My boss was worried about increasing capacity and efficiency on the floor, I was more concerned about my colleagues decreasing capacity on the tray. That’s when he mentioned robotic welder. Now, anyone who has done engineering school in the disciplines of metallurgy and similar fields, would know how difficult it is to get a tidy weld the first time. I had tried my hand at both welding and soldering electronic components to printed circuit boards. The end result looked like somebody had thrusted a spanner in MF Hussain’s hand and had told him to fix his car assuming it was Madhuri Dixit. Needless to say the circuit board had fat blobs of metal all over the place. The lab technician ran after me with his high voltage stun gun(wonder why he keeps that) threatening to solder me to the wall to which I replied that I had a high melting temperature so was not good soldering material.

What I am getting at, can you imagine the amount of precision these monstrous things called robotic welders would require. I would go wow, just look at how far technology has reached.
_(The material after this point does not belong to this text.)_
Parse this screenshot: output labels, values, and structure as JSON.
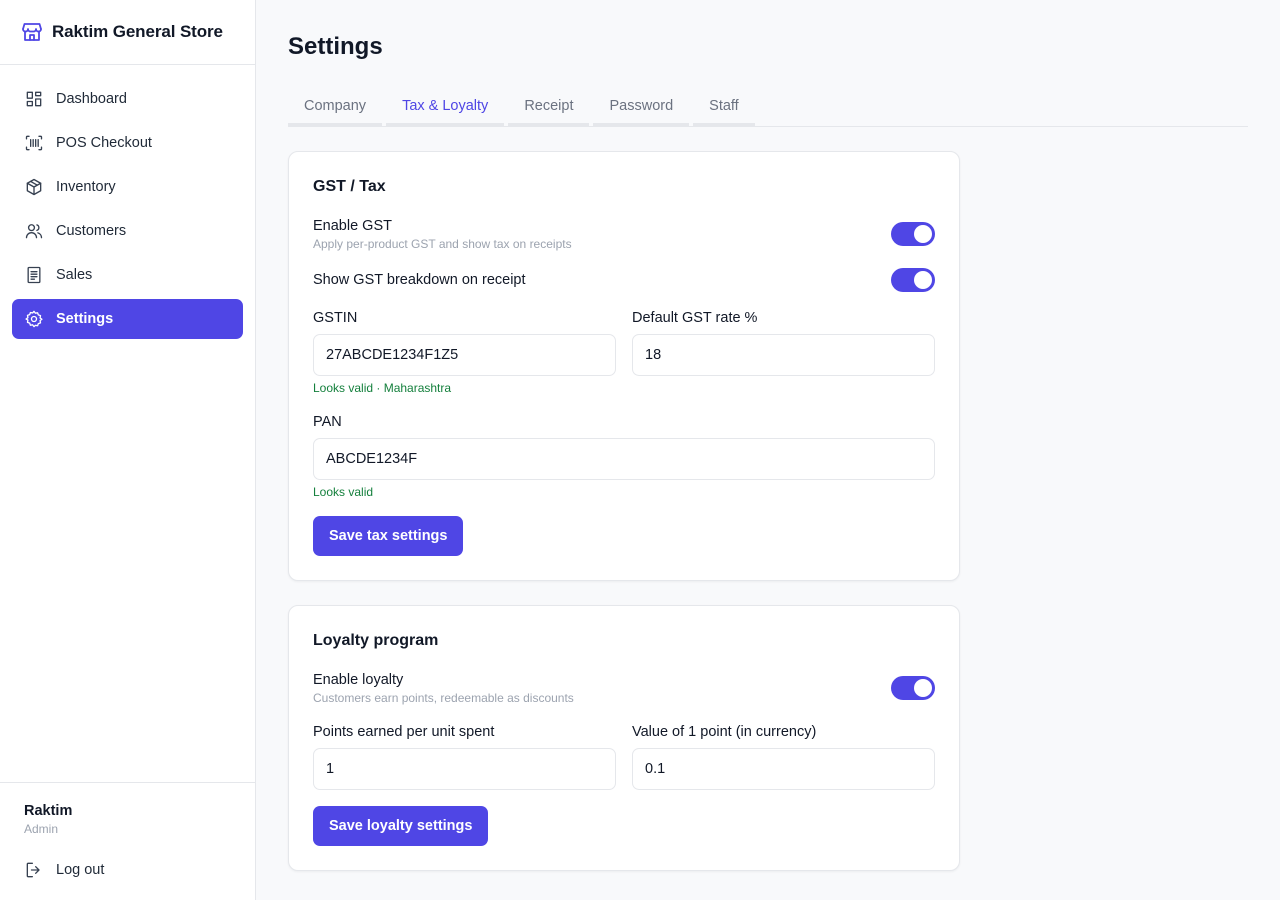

We can be assured of more consistent welds, higher speeds and productivity and obviously that leads to lower costs. But then what about “us”? Sure you need a CNC operator but…..

‘One robotic welder will replace four welders’ the Boss said, even as from the corner of my eye I saw Mr. Kenny replacing the pastry on the tray with an empty space. Are we really making ourselves redundant that one morning we wake up and see that there is no reason for us to get out of bed except to grab food ? Hmmm…